- REQUIRED ACTION
Copy every line of the data in which the word "ARRÊTÉ" occurs.

(Items from a dataset)
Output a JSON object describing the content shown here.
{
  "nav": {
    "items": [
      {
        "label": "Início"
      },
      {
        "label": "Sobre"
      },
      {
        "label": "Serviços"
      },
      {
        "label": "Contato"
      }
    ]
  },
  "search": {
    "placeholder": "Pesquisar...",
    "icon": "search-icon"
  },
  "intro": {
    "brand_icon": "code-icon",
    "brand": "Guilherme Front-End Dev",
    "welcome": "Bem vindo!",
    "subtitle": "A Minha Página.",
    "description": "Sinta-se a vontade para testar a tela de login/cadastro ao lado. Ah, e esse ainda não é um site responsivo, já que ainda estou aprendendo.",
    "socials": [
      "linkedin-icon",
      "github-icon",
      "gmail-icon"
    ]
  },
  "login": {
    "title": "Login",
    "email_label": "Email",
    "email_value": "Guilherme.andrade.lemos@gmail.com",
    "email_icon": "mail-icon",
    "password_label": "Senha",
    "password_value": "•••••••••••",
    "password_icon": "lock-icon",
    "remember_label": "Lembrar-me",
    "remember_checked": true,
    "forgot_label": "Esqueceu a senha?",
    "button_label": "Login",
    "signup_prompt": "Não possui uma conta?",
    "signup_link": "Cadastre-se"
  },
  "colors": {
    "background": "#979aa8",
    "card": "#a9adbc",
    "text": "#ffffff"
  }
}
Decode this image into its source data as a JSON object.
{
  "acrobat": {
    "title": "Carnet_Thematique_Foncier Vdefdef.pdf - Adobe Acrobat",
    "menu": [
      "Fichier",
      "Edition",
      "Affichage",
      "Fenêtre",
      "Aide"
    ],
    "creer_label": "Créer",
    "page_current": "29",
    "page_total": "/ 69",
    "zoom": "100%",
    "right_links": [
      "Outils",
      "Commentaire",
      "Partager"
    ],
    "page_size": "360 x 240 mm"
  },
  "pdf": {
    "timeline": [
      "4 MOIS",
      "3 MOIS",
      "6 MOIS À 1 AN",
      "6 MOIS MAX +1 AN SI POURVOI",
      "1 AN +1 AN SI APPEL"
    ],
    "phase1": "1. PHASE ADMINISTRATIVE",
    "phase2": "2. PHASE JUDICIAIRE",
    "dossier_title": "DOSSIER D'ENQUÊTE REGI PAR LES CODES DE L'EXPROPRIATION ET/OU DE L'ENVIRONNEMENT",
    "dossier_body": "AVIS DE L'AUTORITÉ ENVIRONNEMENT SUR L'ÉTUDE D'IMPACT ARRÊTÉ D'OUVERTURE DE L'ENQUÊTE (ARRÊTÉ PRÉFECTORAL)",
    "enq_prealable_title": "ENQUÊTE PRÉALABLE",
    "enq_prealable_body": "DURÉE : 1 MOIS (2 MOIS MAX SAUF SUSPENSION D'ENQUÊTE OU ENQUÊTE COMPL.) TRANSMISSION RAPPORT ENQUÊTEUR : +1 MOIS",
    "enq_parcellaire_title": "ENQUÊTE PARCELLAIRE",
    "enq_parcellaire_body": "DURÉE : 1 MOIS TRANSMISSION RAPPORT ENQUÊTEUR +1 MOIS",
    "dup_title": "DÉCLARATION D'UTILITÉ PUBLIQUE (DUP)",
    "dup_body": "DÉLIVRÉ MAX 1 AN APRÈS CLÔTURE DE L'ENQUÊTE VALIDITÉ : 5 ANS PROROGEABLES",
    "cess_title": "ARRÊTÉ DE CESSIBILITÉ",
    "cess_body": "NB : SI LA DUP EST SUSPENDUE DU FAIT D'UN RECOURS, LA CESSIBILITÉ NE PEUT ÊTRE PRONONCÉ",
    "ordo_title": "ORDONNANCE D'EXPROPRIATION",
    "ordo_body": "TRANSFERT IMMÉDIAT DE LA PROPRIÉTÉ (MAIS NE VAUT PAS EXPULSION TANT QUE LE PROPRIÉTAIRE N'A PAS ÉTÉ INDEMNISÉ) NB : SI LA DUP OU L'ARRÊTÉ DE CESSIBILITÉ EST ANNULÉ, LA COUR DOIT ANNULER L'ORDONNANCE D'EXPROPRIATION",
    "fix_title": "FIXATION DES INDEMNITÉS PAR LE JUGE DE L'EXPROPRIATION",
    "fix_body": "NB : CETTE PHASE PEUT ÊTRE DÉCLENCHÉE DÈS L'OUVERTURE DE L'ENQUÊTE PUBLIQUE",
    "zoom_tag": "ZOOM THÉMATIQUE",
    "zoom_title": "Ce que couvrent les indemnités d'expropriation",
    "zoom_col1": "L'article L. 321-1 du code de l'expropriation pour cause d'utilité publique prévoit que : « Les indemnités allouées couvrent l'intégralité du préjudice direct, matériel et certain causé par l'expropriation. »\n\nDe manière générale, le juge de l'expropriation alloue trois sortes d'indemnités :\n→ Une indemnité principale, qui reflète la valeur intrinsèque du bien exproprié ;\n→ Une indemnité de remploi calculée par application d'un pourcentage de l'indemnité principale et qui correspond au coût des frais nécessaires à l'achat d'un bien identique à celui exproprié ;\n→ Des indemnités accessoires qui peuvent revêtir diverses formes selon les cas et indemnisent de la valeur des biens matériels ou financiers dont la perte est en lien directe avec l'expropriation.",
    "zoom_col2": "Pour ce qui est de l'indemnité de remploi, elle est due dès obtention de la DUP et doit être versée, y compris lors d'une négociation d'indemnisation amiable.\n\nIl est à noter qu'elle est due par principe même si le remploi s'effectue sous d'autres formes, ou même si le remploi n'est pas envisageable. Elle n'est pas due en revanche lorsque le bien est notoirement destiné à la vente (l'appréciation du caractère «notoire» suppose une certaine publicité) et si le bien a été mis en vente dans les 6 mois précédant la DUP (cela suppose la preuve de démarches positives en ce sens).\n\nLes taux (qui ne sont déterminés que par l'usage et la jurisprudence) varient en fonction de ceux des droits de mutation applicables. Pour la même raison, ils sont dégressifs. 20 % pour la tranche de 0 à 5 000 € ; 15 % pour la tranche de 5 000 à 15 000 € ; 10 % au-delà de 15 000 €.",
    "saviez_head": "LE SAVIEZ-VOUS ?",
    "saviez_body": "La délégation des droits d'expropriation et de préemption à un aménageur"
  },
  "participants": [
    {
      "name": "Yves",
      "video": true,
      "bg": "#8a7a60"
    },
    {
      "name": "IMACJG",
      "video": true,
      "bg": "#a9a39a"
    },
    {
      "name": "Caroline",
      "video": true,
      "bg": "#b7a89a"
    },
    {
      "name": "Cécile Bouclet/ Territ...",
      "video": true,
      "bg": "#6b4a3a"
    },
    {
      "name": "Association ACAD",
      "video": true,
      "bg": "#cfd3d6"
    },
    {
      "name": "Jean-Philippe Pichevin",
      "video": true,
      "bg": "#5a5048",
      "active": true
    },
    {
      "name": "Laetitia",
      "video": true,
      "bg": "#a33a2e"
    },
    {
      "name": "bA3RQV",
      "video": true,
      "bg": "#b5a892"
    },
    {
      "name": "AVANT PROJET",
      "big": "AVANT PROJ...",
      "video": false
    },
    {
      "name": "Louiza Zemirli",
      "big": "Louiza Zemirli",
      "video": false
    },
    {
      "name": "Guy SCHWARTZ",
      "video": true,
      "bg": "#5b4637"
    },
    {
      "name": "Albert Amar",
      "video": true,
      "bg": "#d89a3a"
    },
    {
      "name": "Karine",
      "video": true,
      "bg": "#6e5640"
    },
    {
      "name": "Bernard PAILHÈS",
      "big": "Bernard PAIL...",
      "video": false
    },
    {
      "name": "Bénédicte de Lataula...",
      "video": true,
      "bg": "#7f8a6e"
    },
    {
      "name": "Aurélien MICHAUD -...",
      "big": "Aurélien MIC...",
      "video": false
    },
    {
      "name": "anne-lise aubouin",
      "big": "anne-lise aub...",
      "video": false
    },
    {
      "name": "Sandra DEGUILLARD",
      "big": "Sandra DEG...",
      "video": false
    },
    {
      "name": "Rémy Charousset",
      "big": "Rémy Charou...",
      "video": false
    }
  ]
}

- WRITTEN SOLUTION
    "dossier_body": "AVIS DE L'AUTORITÉ ENVIRONNEMENT SUR L'ÉTUDE D'IMPACT ARRÊTÉ D'OUVERTURE DE L'ENQUÊTE (ARRÊTÉ PRÉFECTORAL)",
    "cess_title": "ARRÊTÉ DE CESSIBILITÉ",
    "ordo_body": "TRANSFERT IMMÉDIAT DE LA PROPRIÉTÉ (MAIS NE VAUT PAS EXPULSION TANT QUE LE PROPRIÉTAIRE N'A PAS ÉTÉ INDEMNISÉ) NB : SI LA DUP OU L'ARRÊTÉ DE CESSIBILITÉ EST ANNULÉ, LA COUR DOIT ANNULER L'ORDONNANCE D'EXPROPRIATION",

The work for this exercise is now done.